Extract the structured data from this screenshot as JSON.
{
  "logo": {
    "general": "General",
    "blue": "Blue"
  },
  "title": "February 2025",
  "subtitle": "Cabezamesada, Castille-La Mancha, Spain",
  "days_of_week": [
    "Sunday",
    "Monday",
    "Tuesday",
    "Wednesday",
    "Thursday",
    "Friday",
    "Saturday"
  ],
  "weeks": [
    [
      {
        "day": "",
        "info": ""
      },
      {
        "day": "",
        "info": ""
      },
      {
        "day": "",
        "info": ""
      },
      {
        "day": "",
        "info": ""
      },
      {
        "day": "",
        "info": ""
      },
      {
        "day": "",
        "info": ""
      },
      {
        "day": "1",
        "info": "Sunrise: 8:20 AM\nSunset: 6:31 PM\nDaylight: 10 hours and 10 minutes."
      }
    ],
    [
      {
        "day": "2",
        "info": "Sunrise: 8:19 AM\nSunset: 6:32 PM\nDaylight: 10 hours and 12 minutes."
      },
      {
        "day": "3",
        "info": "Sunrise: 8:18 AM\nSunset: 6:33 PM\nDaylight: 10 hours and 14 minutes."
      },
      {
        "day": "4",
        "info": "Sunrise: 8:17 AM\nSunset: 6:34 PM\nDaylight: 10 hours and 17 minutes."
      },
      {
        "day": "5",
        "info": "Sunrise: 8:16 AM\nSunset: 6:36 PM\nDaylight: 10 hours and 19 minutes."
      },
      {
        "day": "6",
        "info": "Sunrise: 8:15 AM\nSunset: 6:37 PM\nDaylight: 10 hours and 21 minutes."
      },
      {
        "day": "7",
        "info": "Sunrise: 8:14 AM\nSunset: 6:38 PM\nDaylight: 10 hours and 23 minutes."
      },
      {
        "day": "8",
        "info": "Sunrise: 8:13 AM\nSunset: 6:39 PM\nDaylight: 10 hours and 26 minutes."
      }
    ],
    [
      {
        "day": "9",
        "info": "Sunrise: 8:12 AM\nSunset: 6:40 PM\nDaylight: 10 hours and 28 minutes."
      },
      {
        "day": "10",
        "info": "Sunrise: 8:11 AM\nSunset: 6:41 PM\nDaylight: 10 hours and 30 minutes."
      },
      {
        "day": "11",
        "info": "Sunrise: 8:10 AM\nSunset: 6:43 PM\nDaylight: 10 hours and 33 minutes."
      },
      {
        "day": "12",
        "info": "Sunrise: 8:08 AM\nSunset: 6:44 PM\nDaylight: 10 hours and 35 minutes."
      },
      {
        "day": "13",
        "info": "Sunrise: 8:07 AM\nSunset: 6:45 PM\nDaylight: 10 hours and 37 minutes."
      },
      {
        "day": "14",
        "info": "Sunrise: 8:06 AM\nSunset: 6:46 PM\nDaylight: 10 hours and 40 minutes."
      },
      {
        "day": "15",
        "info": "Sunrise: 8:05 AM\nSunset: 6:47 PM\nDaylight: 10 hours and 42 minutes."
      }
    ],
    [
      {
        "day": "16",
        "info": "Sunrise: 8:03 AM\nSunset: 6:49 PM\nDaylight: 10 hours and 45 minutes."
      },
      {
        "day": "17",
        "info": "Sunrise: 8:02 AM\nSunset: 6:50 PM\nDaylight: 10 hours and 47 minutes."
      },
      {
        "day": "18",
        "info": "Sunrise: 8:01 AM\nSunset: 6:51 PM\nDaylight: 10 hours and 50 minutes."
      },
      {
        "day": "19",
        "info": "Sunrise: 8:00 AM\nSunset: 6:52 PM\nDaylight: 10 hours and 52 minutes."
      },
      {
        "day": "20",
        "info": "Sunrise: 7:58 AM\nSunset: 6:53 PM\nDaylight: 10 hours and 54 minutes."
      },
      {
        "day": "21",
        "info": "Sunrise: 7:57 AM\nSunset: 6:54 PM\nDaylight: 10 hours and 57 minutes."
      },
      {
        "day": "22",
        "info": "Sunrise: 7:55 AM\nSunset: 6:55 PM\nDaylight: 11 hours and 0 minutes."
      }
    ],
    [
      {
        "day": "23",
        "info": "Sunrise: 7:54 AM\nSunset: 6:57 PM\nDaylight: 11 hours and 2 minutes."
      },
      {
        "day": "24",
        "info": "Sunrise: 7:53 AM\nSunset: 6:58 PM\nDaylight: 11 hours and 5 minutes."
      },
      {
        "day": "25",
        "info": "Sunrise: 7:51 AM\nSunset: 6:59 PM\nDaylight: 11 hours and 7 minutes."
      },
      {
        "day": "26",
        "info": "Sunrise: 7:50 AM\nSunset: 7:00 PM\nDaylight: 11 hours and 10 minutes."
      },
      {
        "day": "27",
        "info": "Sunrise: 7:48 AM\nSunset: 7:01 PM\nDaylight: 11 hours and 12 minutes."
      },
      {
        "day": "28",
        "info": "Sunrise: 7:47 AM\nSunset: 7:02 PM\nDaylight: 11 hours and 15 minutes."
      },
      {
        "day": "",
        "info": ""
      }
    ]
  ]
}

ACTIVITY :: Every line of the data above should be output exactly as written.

ANSWER FOR THIS EXERCISE ::
Extract the structured data from this screenshot as JSON.
{
  "logo": {
    "general": "General",
    "blue": "Blue"
  },
  "title": "February 2025",
  "subtitle": "Cabezamesada, Castille-La Mancha, Spain",
  "days_of_week": [
    "Sunday",
    "Monday",
    "Tuesday",
    "Wednesday",
    "Thursday",
    "Friday",
    "Saturday"
  ],
  "weeks": [
    [
      {
        "day": "",
        "info": ""
      },
      {
        "day": "",
        "info": ""
      },
      {
        "day": "",
        "info": ""
      },
      {
        "day": "",
        "info": ""
      },
      {
        "day": "",
        "info": ""
      },
      {
        "day": "",
        "info": ""
      },
      {
        "day": "1",
        "info": "Sunrise: 8:20 AM\nSunset: 6:31 PM\nDaylight: 10 hours and 10 minutes."
      }
    ],
    [
      {
        "day": "2",
        "info": "Sunrise: 8:19 AM\nSunset: 6:32 PM\nDaylight: 10 hours and 12 minutes."
      },
      {
        "day": "3",
        "info": "Sunrise: 8:18 AM\nSunset: 6:33 PM\nDaylight: 10 hours and 14 minutes."
      },
      {
        "day": "4",
        "info": "Sunrise: 8:17 AM\nSunset: 6:34 PM\nDaylight: 10 hours and 17 minutes."
      },
      {
        "day": "5",
        "info": "Sunrise: 8:16 AM\nSunset: 6:36 PM\nDaylight: 10 hours and 19 minutes."
      },
      {
        "day": "6",
        "info": "Sunrise: 8:15 AM\nSunset: 6:37 PM\nDaylight: 10 hours and 21 minutes."
      },
      {
        "day": "7",
        "info": "Sunrise: 8:14 AM\nSunset: 6:38 PM\nDaylight: 10 hours and 23 minutes."
      },
      {
        "day": "8",
        "info": "Sunrise: 8:13 AM\nSunset: 6:39 PM\nDaylight: 10 hours and 26 minutes."
      }
    ],
    [
      {
        "day": "9",
        "info": "Sunrise: 8:12 AM\nSunset: 6:40 PM\nDaylight: 10 hours and 28 minutes."
      },
      {
        "day": "10",
        "info": "Sunrise: 8:11 AM\nSunset: 6:41 PM\nDaylight: 10 hours and 30 minutes."
      },
      {
        "day": "11",
        "info": "Sunrise: 8:10 AM\nSunset: 6:43 PM\nDaylight: 10 hours and 33 minutes."
      },
      {
        "day": "12",
        "info": "Sunrise: 8:08 AM\nSunset: 6:44 PM\nDaylight: 10 hours and 35 minutes."
      },
      {
        "day": "13",
        "info": "Sunrise: 8:07 AM\nSunset: 6:45 PM\nDaylight: 10 hours and 37 minutes."
      },
      {
        "day": "14",
        "info": "Sunrise: 8:06 AM\nSunset: 6:46 PM\nDaylight: 10 hours and 40 minutes."
      },
      {
        "day": "15",
        "info": "Sunrise: 8:05 AM\nSunset: 6:47 PM\nDaylight: 10 hours and 42 minutes."
      }
    ],
    [
      {
        "day": "16",
        "info": "Sunrise: 8:03 AM\nSunset: 6:49 PM\nDaylight: 10 hours and 45 minutes."
      },
      {
        "day": "17",
        "info": "Sunrise: 8:02 AM\nSunset: 6:50 PM\nDaylight: 10 hours and 47 minutes."
      },
      {
        "day": "18",
        "info": "Sunrise: 8:01 AM\nSunset: 6:51 PM\nDaylight: 10 hours and 50 minutes."
      },
      {
        "day": "19",
        "info": "Sunrise: 8:00 AM\nSunset: 6:52 PM\nDaylight: 10 hours and 52 minutes."
      },
      {
        "day": "20",
        "info": "Sunrise: 7:58 AM\nSunset: 6:53 PM\nDaylight: 10 hours and 54 minutes."
      },
      {
        "day": "21",
        "info": "Sunrise: 7:57 AM\nSunset: 6:54 PM\nDaylight: 10 hours and 57 minutes."
      },
      {
        "day": "22",
        "info": "Sunrise: 7:55 AM\nSunset: 6:55 PM\nDaylight: 11 hours and 0 minutes."
      }
    ],
    [
      {
        "day": "23",
        "info": "Sunrise: 7:54 AM\nSunset: 6:57 PM\nDaylight: 11 hours and 2 minutes."
      },
      {
        "day": "24",
        "info": "Sunrise: 7:53 AM\nSunset: 6:58 PM\nDaylight: 11 hours and 5 minutes."
      },
      {
        "day": "25",
        "info": "Sunrise: 7:51 AM\nSunset: 6:59 PM\nDaylight: 11 hours and 7 minutes."
      },
      {
        "day": "26",
        "info": "Sunrise: 7:50 AM\nSunset: 7:00 PM\nDaylight: 11 hours and 10 minutes."
      },
      {
        "day": "27",
        "info": "Sunrise: 7:48 AM\nSunset: 7:01 PM\nDaylight: 11 hours and 12 minutes."
      },
      {
        "day": "28",
        "info": "Sunrise: 7:47 AM\nSunset: 7:02 PM\nDaylight: 11 hours and 15 minutes."
      },
      {
        "day": "",
        "info": ""
      }
    ]
  ]
}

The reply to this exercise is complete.